=== AIM OF THE EXERCISE ===
From the first line to the last, write out the data below exactly.

=== GIVEN DATA ===

-----

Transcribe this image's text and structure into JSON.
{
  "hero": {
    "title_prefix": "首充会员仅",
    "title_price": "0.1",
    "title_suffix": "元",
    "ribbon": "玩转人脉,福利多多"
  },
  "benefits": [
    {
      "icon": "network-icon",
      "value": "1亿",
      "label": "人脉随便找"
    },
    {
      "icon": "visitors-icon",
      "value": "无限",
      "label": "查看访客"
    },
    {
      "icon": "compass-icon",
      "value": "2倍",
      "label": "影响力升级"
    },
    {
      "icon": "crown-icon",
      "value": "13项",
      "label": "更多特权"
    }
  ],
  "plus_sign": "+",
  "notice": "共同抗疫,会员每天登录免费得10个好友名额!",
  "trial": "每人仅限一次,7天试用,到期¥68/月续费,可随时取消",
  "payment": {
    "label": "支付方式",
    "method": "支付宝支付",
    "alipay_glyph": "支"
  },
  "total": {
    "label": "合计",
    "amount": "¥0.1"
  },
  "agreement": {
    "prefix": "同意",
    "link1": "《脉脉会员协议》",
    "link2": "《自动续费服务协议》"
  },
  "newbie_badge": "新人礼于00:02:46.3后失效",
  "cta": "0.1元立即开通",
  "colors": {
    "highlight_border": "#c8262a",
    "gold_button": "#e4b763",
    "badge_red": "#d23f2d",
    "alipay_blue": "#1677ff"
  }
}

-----

=== EXERCISE SOLUTION ===
Transcribe this image's text and structure into JSON.
{
  "hero": {
    "title_prefix": "首充会员仅",
    "title_price": "0.1",
    "title_suffix": "元",
    "ribbon": "玩转人脉,福利多多"
  },
  "benefits": [
    {
      "icon": "network-icon",
      "value": "1亿",
      "label": "人脉随便找"
    },
    {
      "icon": "visitors-icon",
      "value": "无限",
      "label": "查看访客"
    },
    {
      "icon": "compass-icon",
      "value": "2倍",
      "label": "影响力升级"
    },
    {
      "icon": "crown-icon",
      "value": "13项",
      "label": "更多特权"
    }
  ],
  "plus_sign": "+",
  "notice": "共同抗疫,会员每天登录免费得10个好友名额!",
  "trial": "每人仅限一次,7天试用,到期¥68/月续费,可随时取消",
  "payment": {
    "label": "支付方式",
    "method": "支付宝支付",
    "alipay_glyph": "支"
  },
  "total": {
    "label": "合计",
    "amount": "¥0.1"
  },
  "agreement": {
    "prefix": "同意",
    "link1": "《脉脉会员协议》",
    "link2": "《自动续费服务协议》"
  },
  "newbie_badge": "新人礼于00:02:46.3后失效",
  "cta": "0.1元立即开通",
  "colors": {
    "highlight_border": "#c8262a",
    "gold_button": "#e4b763",
    "badge_red": "#d23f2d",
    "alipay_blue": "#1677ff"
  }
}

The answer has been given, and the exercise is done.